instrument to the power source and inserting the new instrument back into the cannula. The method of the present invention further comprises cleaning of the electrode surfaces by relative reciprocation of one surface past the other. This is a particular advantage with the hook and spatula embodiment where cleaning may be accomplished by reciprocating the paddle element past the planar face(s) of the hook. Preferred use of the electrosurgical method is for dissecting the cystic duct from its surrounding or enclosing tissue and the gallbladder from its attachment to the liver.
BRIEF DESCRIPTION OF THE DRAWINGS
FIG. 1 is a perspective view of an electrosurgical probe constructed in accordance with the principles of the present invention.
FIG. 2 is a detailed view of the distal end of the electrosurgical probe of FIG. 1, with portions broken away, shown with its paddle element in a retracted configuration.
FIG. 3 is a detailed view of the distal end of the electrosurgical probe of FIG. 1, shown with the paddle element in its extended configuration.
FIG. 4 is a cross sectional view of the electrosurgical probe of FIG. 1.
FIGS. 5 and 6 are top plan views of the distal end of the electrosurgical probe, shown in cross-section, with the paddle element illustrated in the extended and retracted configurations, respectively.
FIGS. 7 and 8 are side elevational views of the distal end of the electrosurgical probe, shown in cross-section, with the paddle element illustrated in the extended and retracted configurations, respectively.
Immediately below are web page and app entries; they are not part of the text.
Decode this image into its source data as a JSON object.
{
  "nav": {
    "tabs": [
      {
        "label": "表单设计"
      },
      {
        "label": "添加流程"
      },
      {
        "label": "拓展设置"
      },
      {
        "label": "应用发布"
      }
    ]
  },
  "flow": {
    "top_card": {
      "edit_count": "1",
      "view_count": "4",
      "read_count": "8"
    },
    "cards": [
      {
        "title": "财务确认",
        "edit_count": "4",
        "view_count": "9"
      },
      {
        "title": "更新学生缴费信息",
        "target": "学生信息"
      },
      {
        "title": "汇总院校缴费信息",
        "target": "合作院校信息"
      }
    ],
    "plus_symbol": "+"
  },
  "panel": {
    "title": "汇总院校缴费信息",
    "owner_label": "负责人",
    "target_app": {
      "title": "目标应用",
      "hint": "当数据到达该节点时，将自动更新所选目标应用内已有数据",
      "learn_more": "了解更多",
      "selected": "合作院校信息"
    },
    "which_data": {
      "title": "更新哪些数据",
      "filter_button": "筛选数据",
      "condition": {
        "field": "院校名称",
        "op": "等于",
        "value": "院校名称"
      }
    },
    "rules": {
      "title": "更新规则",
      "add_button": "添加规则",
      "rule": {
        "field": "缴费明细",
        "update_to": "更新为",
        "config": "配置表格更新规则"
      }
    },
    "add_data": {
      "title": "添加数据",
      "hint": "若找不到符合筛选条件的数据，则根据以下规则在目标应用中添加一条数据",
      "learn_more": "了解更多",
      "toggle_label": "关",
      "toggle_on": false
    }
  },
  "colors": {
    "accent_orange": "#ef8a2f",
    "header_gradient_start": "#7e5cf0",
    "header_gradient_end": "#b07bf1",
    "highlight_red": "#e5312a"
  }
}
FIG. 9 illustrates an alternate configuration of the electrosurgical probe of the present invention where a first electrode surface is a cone and a second electrode surface is a needle.
FIGS. 10A-10C illustrate another alternate embodiment of the electrosurgical probe of the present invention where the electrode surfaces are a cylinder and needle, respectively.
FIGS. 11A-11C illustrate yet another alternate embodiment of the electrosurgical probe of the present invention where the electrode surfaces are a spatula and needle, respectively.
FIGS. 12A-12D illustrate yet another alternate embodiment of the electrosurgical probe of the present invention where the electrode surfaces are a ball and needle, respectively.
FIGS. 13A-13C and 14A-14C illustrate two additional alternate embodiments of the electrosurgical probe of the present invention where the electrode surfaces are a hook and a spatula, respectively.
FIGS. 15A-15C and 16A-16C illustrate two more alternate embodiments of the electrosurgical probe of the present invention where the electrode surfaces are a ball and a hook, respectively.
FIGS. 17A-17C and 18A-18C illustrate yet two more embodiments of the electrosurgical probe of the present invention where the electrode surfaces are a loop and a spatula, respectively.
FIGS. 19A-19C illustrate an additional embodiment of the electrosurgical probe of the present invention where the electrode surfaces are a ball and a spatula, respectively.
FIGS. 20A-20C illustrate a further alternate embodiment